Matteau was at his best this year when he had his head on straight and didn’t stray over the line with his physical play. Standing 6’2’’ and 220 lbs., he was an ideal power forward for the IceCaps, unafraid to throw hits and get involved physically. His imposing stature worked best along the boards, as he was able to shield the puck and keep the play moving in the dirty areas of the ice. Coupled with a soft pair of hands and some decent puck-handling skills, when he was on his game he was not an easy player to contain. Using his body as a screen, his presence in front of the net was a nightmare for opposing goalies, and tip-ins and redirects became a big part of his game.

His speed allows him to get into the zone with ease and blow by defenders due to his long strides, often creating odd-man rushes. There he could also showcase his play-making ability, however, he was much more suited to be the triggerman on these rushes as he possesses a howitzer of a shot. He gets his snap shot off quickly, with velocity behind it, and almost always looked for the corners of the net to put the puck in, making it difficult for goalies to get a glove or blocker on.

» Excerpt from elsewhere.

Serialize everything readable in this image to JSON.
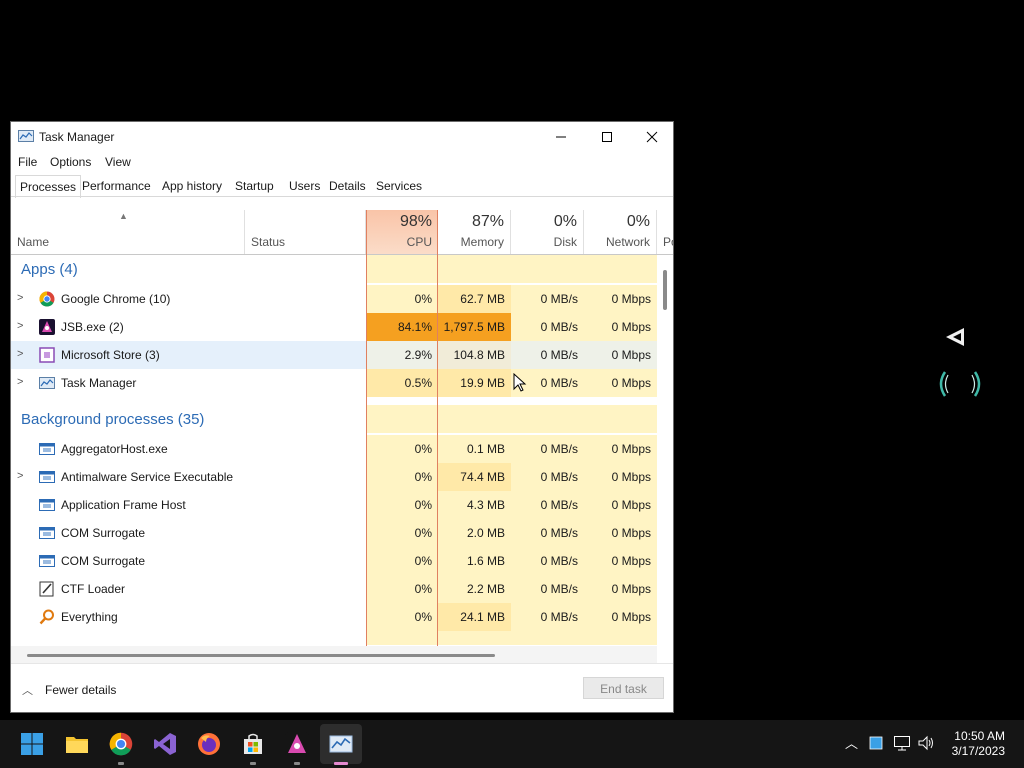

Much like his linemates Max Friberg and Jacob de la Rose, Matteau became a utility player for Sylvain Lefebvre this season. He and his line took the toughest matchups against opposing teams night in and night out. They also got time on the power play, in addition to serving on the penalty kill. How did Matteau respond to the added responsibilities in the playoffs? With three goals in four games while eating tough minutes against the Syracuse Crunch.

The issue with Matteau this year wasn’t a lack of skill but consistently utilizing his strong assets and not taking the night off. Over the course of the season Matteau had scoreless streaks of five, eight, and 10 games, and those often coincided with a large amount of penalty minutes. It’s understandable that it isn’t easy to score goals in pro hockey, but on a team that desperately needed someone to step up at various points of the year, Matteau often disappointed in that respect.

Discipline has been a long-standing problem for the young forward. With 122 penalty minutes this year, Matteau put his team at a serious disadvantage with reckless play and abuse of officials. Much like Bobby Farnham, Matteau wasn’t always one to agree with an official’s call, and would berate them on the way to serve his penalty having a 10-minute misconduct tacked on. Add in that sometimes he is prone to seeking revenge for a hit earlier in the game, and often making a rash decision that leads to more penalties being called, or in his case another suspension being levied against him.

If he could tap into his playoff mode during the regular season he’d be a major piece going forward in Laval, and possibly even Montreal. However, the fact remains he didn’t prove this year that he deserves an NHL roster spot, and that could spell the end of his time with the Canadiens organization.

If he is brought back next year, he’ll have to mature a bit and become a leader for the Rocket, as they’re going to be in a transitional stage where their top stars may not be available anymore. Max Friberg went home to Sweden, Michael McCarron seems bound for the NHL, and Charles Hudon could very well be in Las Vegas. Those are some big shoes to fill, but if Matteau plays up to what he’s capable of then he can fill a good chunk of that void next year in the AHL.